┌──
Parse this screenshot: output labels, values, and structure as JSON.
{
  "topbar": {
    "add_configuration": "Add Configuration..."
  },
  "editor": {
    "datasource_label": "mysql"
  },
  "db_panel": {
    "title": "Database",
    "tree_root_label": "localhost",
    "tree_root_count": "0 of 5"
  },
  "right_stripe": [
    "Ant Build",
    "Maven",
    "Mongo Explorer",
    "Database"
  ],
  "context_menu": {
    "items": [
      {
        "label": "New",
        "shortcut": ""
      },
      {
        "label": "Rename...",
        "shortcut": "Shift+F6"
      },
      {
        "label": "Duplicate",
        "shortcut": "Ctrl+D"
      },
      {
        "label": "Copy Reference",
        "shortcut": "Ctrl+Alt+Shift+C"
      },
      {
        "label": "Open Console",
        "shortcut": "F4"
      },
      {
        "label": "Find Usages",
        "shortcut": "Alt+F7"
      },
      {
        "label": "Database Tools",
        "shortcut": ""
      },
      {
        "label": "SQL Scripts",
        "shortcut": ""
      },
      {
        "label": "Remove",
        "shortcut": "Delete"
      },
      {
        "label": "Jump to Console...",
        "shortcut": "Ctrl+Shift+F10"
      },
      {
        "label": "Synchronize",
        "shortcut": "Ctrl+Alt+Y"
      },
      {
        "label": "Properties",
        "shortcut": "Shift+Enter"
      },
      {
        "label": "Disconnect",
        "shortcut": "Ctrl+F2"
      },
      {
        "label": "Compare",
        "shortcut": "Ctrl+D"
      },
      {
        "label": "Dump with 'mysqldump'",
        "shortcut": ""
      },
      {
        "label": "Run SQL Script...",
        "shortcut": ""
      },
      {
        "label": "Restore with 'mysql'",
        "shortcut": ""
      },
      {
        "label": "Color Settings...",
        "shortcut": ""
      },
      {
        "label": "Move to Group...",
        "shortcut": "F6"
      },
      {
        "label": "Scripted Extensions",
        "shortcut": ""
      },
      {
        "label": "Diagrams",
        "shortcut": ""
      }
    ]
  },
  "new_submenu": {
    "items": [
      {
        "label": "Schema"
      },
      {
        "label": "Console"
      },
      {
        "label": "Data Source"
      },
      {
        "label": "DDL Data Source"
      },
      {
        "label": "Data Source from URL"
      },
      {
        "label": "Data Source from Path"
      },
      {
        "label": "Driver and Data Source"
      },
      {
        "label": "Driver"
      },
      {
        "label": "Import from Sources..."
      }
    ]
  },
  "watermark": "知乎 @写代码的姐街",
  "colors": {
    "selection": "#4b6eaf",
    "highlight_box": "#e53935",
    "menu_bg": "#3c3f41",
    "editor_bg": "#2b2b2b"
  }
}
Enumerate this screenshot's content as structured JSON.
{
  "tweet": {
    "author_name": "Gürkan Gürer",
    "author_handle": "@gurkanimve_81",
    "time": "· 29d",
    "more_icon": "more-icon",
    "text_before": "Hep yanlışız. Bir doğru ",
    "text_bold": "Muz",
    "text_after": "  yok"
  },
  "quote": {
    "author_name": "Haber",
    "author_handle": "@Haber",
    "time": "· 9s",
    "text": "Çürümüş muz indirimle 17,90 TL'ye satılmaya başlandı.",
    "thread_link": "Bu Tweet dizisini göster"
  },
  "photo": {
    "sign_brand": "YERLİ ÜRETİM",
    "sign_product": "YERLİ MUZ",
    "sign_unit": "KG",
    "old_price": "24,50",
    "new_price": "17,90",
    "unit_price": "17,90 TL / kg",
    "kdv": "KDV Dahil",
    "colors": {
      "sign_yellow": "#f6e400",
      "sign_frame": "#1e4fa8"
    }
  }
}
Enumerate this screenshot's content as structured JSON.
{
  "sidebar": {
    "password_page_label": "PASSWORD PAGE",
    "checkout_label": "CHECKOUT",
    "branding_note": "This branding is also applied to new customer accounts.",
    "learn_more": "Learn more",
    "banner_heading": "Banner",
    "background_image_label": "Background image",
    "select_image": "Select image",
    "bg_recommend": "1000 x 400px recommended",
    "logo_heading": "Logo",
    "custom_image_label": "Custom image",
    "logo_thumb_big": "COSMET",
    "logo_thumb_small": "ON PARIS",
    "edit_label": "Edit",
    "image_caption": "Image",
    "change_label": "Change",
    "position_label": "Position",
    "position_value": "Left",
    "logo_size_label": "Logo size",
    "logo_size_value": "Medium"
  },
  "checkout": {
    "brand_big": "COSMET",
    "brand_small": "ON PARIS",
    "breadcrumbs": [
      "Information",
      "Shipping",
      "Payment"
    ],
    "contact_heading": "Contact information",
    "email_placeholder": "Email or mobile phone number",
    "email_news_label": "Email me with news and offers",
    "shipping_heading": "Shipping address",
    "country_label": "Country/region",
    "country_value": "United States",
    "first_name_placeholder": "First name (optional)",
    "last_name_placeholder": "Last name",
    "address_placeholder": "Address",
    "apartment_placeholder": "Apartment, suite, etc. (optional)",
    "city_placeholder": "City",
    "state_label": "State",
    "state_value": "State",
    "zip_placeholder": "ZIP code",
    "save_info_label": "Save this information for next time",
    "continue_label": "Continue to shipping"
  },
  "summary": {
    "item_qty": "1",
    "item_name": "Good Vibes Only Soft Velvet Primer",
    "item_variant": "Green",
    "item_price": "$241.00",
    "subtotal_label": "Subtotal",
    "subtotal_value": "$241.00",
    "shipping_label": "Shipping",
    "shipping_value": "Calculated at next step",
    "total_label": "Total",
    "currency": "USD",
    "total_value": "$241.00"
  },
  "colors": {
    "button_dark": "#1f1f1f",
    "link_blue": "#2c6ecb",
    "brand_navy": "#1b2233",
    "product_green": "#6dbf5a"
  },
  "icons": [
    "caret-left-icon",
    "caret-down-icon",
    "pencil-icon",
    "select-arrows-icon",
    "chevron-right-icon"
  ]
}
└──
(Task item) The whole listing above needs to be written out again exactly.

(Your response)
Parse this screenshot: output labels, values, and structure as JSON.
{
  "topbar": {
    "add_configuration": "Add Configuration..."
  },
  "editor": {
    "datasource_label": "mysql"
  },
  "db_panel": {
    "title": "Database",
    "tree_root_label": "localhost",
    "tree_root_count": "0 of 5"
  },
  "right_stripe": [
    "Ant Build",
    "Maven",
    "Mongo Explorer",
    "Database"
  ],
  "context_menu": {
    "items": [
      {
        "label": "New",
        "shortcut": ""
      },
      {
        "label": "Rename...",
        "shortcut": "Shift+F6"
      },
      {
        "label": "Duplicate",
        "shortcut": "Ctrl+D"
      },
      {
        "label": "Copy Reference",
        "shortcut": "Ctrl+Alt+Shift+C"
      },
      {
        "label": "Open Console",
        "shortcut": "F4"
      },
      {
        "label": "Find Usages",
        "shortcut": "Alt+F7"
      },
      {
        "label": "Database Tools",
        "shortcut": ""
      },
      {
        "label": "SQL Scripts",
        "shortcut": ""
      },
      {
        "label": "Remove",
        "shortcut": "Delete"
      },
      {
        "label": "Jump to Console...",
        "shortcut": "Ctrl+Shift+F10"
      },
      {
        "label": "Synchronize",
        "shortcut": "Ctrl+Alt+Y"
      },
      {
        "label": "Properties",
        "shortcut": "Shift+Enter"
      },
      {
        "label": "Disconnect",
        "shortcut": "Ctrl+F2"
      },
      {
        "label": "Compare",
        "shortcut": "Ctrl+D"
      },
      {
        "label": "Dump with 'mysqldump'",
        "shortcut": ""
      },
      {
        "label": "Run SQL Script...",
        "shortcut": ""
      },
      {
        "label": "Restore with 'mysql'",
        "shortcut": ""
      },
      {
        "label": "Color Settings...",
        "shortcut": ""
      },
      {
        "label": "Move to Group...",
        "shortcut": "F6"
      },
      {
        "label": "Scripted Extensions",
        "shortcut": ""
      },
      {
        "label": "Diagrams",
        "shortcut": ""
      }
    ]
  },
  "new_submenu": {
    "items": [
      {
        "label": "Schema"
      },
      {
        "label": "Console"
      },
      {
        "label": "Data Source"
      },
      {
        "label": "DDL Data Source"
      },
      {
        "label": "Data Source from URL"
      },
      {
        "label": "Data Source from Path"
      },
      {
        "label": "Driver and Data Source"
      },
      {
        "label": "Driver"
      },
      {
        "label": "Import from Sources..."
      }
    ]
  },
  "watermark": "知乎 @写代码的姐街",
  "colors": {
    "selection": "#4b6eaf",
    "highlight_box": "#e53935",
    "menu_bg": "#3c3f41",
    "editor_bg": "#2b2b2b"
  }
}
Enumerate this screenshot's content as structured JSON.
{
  "tweet": {
    "author_name": "Gürkan Gürer",
    "author_handle": "@gurkanimve_81",
    "time": "· 29d",
    "more_icon": "more-icon",
    "text_before": "Hep yanlışız. Bir doğru ",
    "text_bold": "Muz",
    "text_after": "  yok"
  },
  "quote": {
    "author_name": "Haber",
    "author_handle": "@Haber",
    "time": "· 9s",
    "text": "Çürümüş muz indirimle 17,90 TL'ye satılmaya başlandı.",
    "thread_link": "Bu Tweet dizisini göster"
  },
  "photo": {
    "sign_brand": "YERLİ ÜRETİM",
    "sign_product": "YERLİ MUZ",
    "sign_unit": "KG",
    "old_price": "24,50",
    "new_price": "17,90",
    "unit_price": "17,90 TL / kg",
    "kdv": "KDV Dahil",
    "colors": {
      "sign_yellow": "#f6e400",
      "sign_frame": "#1e4fa8"
    }
  }
}
Enumerate this screenshot's content as structured JSON.
{
  "sidebar": {
    "password_page_label": "PASSWORD PAGE",
    "checkout_label": "CHECKOUT",
    "branding_note": "This branding is also applied to new customer accounts.",
    "learn_more": "Learn more",
    "banner_heading": "Banner",
    "background_image_label": "Background image",
    "select_image": "Select image",
    "bg_recommend": "1000 x 400px recommended",
    "logo_heading": "Logo",
    "custom_image_label": "Custom image",
    "logo_thumb_big": "COSMET",
    "logo_thumb_small": "ON PARIS",
    "edit_label": "Edit",
    "image_caption": "Image",
    "change_label": "Change",
    "position_label": "Position",
    "position_value": "Left",
    "logo_size_label": "Logo size",
    "logo_size_value": "Medium"
  },
  "checkout": {
    "brand_big": "COSMET",
    "brand_small": "ON PARIS",
    "breadcrumbs": [
      "Information",
      "Shipping",
      "Payment"
    ],
    "contact_heading": "Contact information",
    "email_placeholder": "Email or mobile phone number",
    "email_news_label": "Email me with news and offers",
    "shipping_heading": "Shipping address",
    "country_label": "Country/region",
    "country_value": "United States",
    "first_name_placeholder": "First name (optional)",
    "last_name_placeholder": "Last name",
    "address_placeholder": "Address",
    "apartment_placeholder": "Apartment, suite, etc. (optional)",
    "city_placeholder": "City",
    "state_label": "State",
    "state_value": "State",
    "zip_placeholder": "ZIP code",
    "save_info_label": "Save this information for next time",
    "continue_label": "Continue to shipping"
  },
  "summary": {
    "item_qty": "1",
    "item_name": "Good Vibes Only Soft Velvet Primer",
    "item_variant": "Green",
    "item_price": "$241.00",
    "subtotal_label": "Subtotal",
    "subtotal_value": "$241.00",
    "shipping_label": "Shipping",
    "shipping_value": "Calculated at next step",
    "total_label": "Total",
    "currency": "USD",
    "total_value": "$241.00"
  },
  "colors": {
    "button_dark": "#1f1f1f",
    "link_blue": "#2c6ecb",
    "brand_navy": "#1b2233",
    "product_green": "#6dbf5a"
  },
  "icons": [
    "caret-left-icon",
    "caret-down-icon",
    "pencil-icon",
    "select-arrows-icon",
    "chevron-right-icon"
  ]
}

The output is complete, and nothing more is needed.